• [The problem] Pull each line containing "label" from the data.

Dataset rows describing interfaces:
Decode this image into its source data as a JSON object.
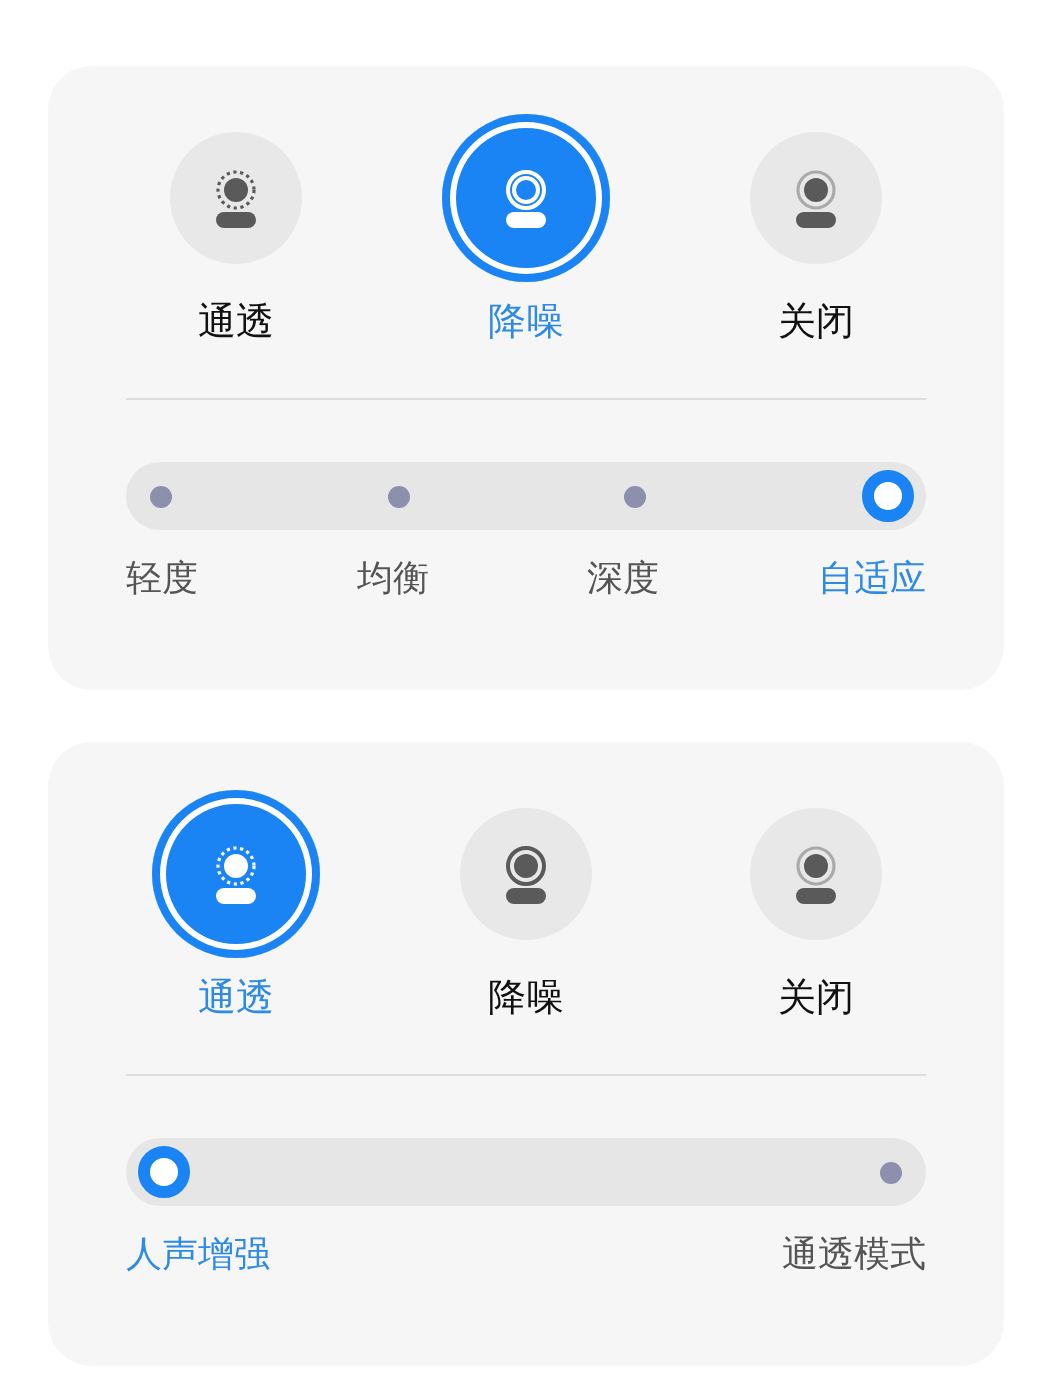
{
  "panels": [
    {
      "modes": [
        {
          "label": "通透",
          "kind": "transparency",
          "selected": false
        },
        {
          "label": "降噪",
          "kind": "noise",
          "selected": true
        },
        {
          "label": "关闭",
          "kind": "off",
          "selected": false
        }
      ],
      "levels": [
        {
          "label": "轻度",
          "selected": false
        },
        {
          "label": "均衡",
          "selected": false
        },
        {
          "label": "深度",
          "selected": false
        },
        {
          "label": "自适应",
          "selected": true
        }
      ]
    },
    {
      "modes": [
        {
          "label": "通透",
          "kind": "transparency",
          "selected": true
        },
        {
          "label": "降噪",
          "kind": "noise",
          "selected": false
        },
        {
          "label": "关闭",
          "kind": "off",
          "selected": false
        }
      ],
      "levels": [
        {
          "label": "人声增强",
          "selected": true
        },
        {
          "label": "通透模式",
          "selected": false
        }
      ]
    }
  ]
}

• [Exercise response]
          "label": "通透",
          "label": "降噪",
          "label": "关闭",
          "label": "轻度",
          "label": "均衡",
          "label": "深度",
          "label": "自适应",
          "label": "通透",
          "label": "降噪",
          "label": "关闭",
          "label": "人声增强",
          "label": "通透模式",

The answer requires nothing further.